@ = new


@ 88.7 WKNZ Harrington, DE, 93 miles


94.5 WDAC Lancaster, PA, 101 miles


@ 97.5 WALK Patchogue, NY, 271 miles


97.9 WSKQ New York, NY, 226 miles


101.9 WFAN New York, NY, 225 miles Continue reading

Tr opening 5/19/17. 1 new FM log.

Weak signal enhancement to central Virginia on May 19 brought in a new signal, 95.3 W237BA.  The station, which simulcasts nearby 105.5 WOJL Louisa, VA, airs a classic rock format.  The station was received in my car during my commute, less than a mile from my home.  Its signal was difficult to get at 178 watts, mixing in with Richmond’s 95.3 WKHK.  This marks the first new FM station received in two years on the 95.3 frequency–something mainly due to the frequency normally being cluttered by HD Radio interference from local 95.5 WPGC.  Thankfully, WPGC’s IBOC has been off-air for most of this year, opening up 95.3 to regular DX signals in my area.


95.3 W237BA Culpeper, VA, 39 miles

My DX Log and Audio Files pages have been updated with the above content.

RDS received from DC-area pirate on 98.1

I recently wrote about a pirate FM station that can be heard in the Washington, DC suburbs of Oxon Hill, MD.  It airs a classic hits format and is called “98-1 The Fox.” I’ve finally confirmed that the station runs RDS.


98.1 PIRATE 5/5/17, car radio in Springfield, VA.

Since my initial logging of the station last month, I’ve noticed that “The Fox” airs only in the late afternoon/evening hours and not in the morning, save for one day in the past week where it was heard during both my morning and evening commute.  As the pirate station’s signal is very weak, it is of no concern in terms of DXing.  Even though the station has minimal imaging, it is amusing to listen to, as the station sounds much like a legal FM signal, save for the lack of local positioning, DJs, and a lot of dry segues between songs.  Before one song, the station randomly inserted a pre-recorded liner that said the current temperature.

The screenshot above from this station has been added to my RDS and HD Radio Screenshots page.

HD Radio finally decoded from 102.7 WQSR Baltimore, MD

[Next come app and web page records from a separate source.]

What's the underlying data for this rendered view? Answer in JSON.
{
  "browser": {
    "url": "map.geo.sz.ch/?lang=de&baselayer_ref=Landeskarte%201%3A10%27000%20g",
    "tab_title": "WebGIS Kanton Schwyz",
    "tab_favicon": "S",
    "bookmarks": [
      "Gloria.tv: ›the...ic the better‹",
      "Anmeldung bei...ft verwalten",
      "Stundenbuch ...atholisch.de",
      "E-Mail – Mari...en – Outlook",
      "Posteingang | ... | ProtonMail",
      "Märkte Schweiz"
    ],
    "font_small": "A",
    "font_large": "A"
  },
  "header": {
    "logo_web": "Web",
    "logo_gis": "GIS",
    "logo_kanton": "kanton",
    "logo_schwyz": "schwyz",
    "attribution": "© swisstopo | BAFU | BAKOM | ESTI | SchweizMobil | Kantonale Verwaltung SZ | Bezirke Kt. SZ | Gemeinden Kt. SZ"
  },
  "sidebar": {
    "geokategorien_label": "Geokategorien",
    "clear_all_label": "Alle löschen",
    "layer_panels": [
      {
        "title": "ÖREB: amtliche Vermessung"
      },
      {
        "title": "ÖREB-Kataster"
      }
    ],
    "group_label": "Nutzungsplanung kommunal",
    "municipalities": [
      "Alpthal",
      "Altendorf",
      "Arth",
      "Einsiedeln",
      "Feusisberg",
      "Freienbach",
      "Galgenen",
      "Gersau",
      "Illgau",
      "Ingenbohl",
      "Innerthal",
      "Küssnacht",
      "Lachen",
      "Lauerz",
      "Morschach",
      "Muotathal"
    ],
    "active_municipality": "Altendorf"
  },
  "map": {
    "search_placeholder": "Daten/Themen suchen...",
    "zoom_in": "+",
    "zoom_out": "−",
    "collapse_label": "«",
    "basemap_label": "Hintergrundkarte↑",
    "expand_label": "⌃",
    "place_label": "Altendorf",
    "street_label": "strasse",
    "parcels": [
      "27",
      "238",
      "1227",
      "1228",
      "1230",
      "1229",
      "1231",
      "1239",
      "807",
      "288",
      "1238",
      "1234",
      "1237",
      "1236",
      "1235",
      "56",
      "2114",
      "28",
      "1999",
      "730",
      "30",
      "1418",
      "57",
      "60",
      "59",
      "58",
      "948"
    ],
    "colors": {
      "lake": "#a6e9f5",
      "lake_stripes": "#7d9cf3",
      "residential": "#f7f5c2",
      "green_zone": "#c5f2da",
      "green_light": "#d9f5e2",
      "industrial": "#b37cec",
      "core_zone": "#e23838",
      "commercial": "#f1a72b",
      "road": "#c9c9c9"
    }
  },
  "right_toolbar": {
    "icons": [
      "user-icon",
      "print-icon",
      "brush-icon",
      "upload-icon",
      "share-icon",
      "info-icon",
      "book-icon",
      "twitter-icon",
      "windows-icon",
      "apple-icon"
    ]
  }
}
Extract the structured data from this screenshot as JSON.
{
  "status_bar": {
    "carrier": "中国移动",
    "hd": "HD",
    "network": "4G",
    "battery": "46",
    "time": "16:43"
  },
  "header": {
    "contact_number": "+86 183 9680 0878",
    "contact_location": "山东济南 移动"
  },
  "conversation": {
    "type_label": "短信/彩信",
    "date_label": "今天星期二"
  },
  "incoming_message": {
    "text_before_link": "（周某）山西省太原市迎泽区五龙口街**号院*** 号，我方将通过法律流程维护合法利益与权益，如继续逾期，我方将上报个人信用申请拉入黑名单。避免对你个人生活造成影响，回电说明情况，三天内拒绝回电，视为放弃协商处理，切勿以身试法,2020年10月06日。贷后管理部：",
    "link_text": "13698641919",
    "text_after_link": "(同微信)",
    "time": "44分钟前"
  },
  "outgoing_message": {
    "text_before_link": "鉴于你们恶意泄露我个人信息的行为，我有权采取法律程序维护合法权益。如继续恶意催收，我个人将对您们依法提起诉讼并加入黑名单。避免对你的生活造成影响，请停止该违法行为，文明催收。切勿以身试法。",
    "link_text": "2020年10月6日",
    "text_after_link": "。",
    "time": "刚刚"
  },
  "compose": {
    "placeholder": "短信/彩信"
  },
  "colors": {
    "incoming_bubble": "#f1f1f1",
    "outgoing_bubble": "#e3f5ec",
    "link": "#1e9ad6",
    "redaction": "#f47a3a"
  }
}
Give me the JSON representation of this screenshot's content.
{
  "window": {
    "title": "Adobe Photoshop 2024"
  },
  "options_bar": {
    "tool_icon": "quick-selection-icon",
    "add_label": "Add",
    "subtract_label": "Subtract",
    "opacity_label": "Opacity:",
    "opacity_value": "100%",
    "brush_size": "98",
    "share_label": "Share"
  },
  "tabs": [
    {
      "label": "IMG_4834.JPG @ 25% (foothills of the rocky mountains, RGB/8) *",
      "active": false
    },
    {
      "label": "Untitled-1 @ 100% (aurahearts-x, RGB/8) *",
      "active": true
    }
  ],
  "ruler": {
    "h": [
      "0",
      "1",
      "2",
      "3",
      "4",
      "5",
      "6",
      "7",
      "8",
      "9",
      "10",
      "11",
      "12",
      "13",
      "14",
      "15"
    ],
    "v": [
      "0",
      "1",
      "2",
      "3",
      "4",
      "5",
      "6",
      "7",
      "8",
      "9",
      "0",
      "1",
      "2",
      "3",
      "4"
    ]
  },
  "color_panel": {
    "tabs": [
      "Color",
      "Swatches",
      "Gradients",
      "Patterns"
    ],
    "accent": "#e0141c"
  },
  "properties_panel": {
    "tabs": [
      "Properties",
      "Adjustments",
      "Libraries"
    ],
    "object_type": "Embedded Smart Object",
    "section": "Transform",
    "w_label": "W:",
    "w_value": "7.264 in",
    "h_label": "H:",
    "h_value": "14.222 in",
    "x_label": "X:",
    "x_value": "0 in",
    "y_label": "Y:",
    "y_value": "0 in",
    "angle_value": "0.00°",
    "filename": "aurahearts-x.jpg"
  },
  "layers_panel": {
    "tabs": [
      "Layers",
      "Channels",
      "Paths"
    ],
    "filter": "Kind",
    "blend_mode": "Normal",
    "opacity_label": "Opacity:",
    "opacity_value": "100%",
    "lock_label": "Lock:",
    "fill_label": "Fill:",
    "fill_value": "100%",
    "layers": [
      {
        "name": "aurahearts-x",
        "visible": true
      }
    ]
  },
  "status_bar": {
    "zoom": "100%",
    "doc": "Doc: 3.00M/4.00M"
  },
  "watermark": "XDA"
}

Baltimore is a fairly close city to my home–just over 50 miles away.  Their FM stations boom into my Northern Virginia home and are considered semi-locals.  At any given time, I can receive HD Radio reception from their 95.1 WRBS.  Other FM signals from the city, such as 91.5 WBJC, 92.3 WERQ, 101.9 WLIF, and 105.7 WJZ, have HD Radio signals that decode very often year-round as reception conditions warrant.  Two Baltimore FM stations, however, never decoded IBOC reception at my house until recently: 102.7 WQSR and 104.3 WZFT.  WZFT decoded for the first time last week.  WQSR finally did too in the early morning hours of April 16.

WQSR is usually strong enough at my home to decode RDS.  I knew it broadcasted HD Radio since it decoded on recent trips to the city, but it rarely did here since its IBOC sidebands on 102.5 and 102.9 are occupied by other signals locally.  The stars aligned and WQSR’s IBOC decoded for about 15 minutes before disappearing.  The screenshots below were added to my HD Radio and RDS Screenshots page.


102.7 WQSR Baltimore, MD, 57 miles